Just as most of the matter in the universe is thought to be “dark matter,” much of Earth is populated by a kind of microbial analogue: microorganisms that are known to exist but have never been grown in a laboratory.

A new study, published last September in mSystems, suggests such microbes could account for up to 81 percent of all bacterial genera that live outside the human body. These little-known organisms could hold the secrets to new tools for treating disease and could help us understand life in extreme environments, such as those on other planets.

Credit: Amanda Montañez; Source: “Phylogenetically Novel Uncultured Microbial Cells Dominate Earth Microbiomes,” by Karen G. Lloyd et al., in mSystems, Vol. 3, No. 5; September/October 2018

Microbes are the most abundant life-form on Earth. Researchers have sequenced the DNA of many species out in the field, but they can be difficult to culture in the lab, and scientists usually grow only one species at a time to study them in a controlled setting. To determine how much microbial dark matter exists, Karen Lloyd, a microbiologist at the University of Tennessee, Knoxville, and her colleagues compared all known microbial DNA sequences with the subset from species that have already been cultured. They then inferred the fraction of microbes that have been sequenced but never cultured (graphic). “We're discovering numerically that so many of the microbes on Earth are things we have never really learned anything about,” Lloyd says.

The sheer number of microbial species—possibly close to a trillion—means that scientists cannot possibly collect them all. Many species exist in hard-to-reach places, such as at the bottom of the ocean or under frozen Arctic soil. Furthermore, not all microbes can survive in cultures designed to nurture just one strain. Some can grow only in a far more complex, natural environment, notes environmental microbiologist Laura Hug of the University of Waterloo in Ontario, who was not involved in the study. “They get what they need from their community,” she says, “so that means you can't really grow them on their own.”

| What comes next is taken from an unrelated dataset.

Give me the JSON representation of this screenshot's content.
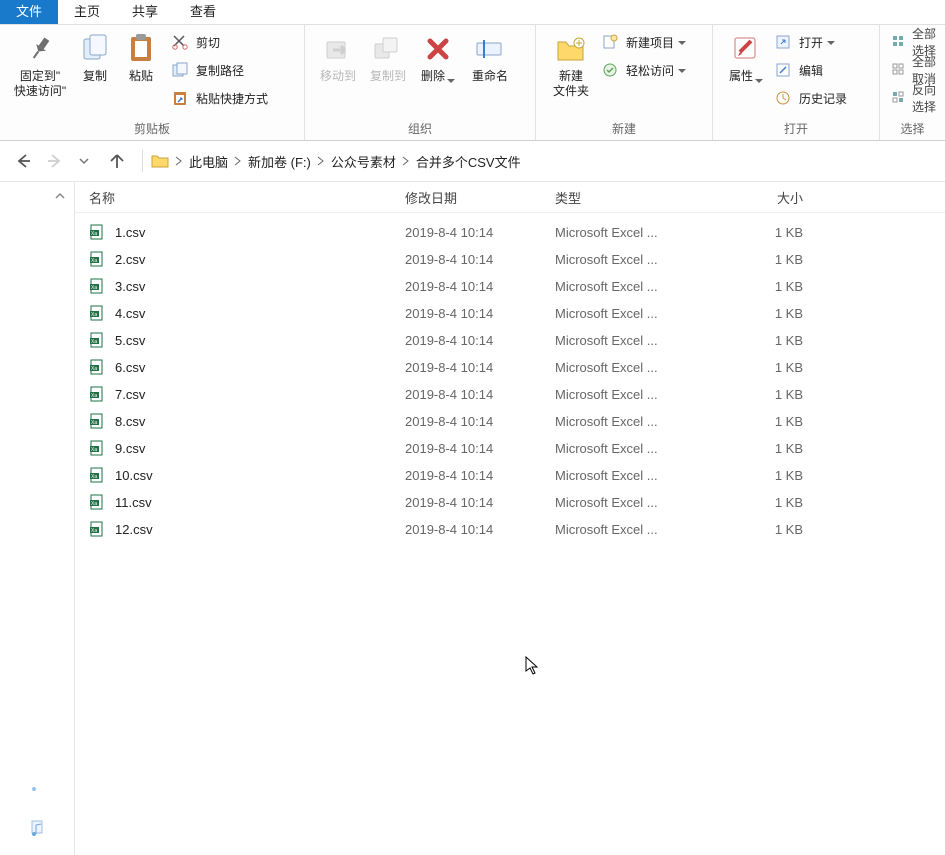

But Lloyd is optimistic. “We have made great strides with just the known microbes, and there are potentially even more discoveries hidden in these [unknown ones],” she says. “It leaves open the possibility for really grand discoveries.”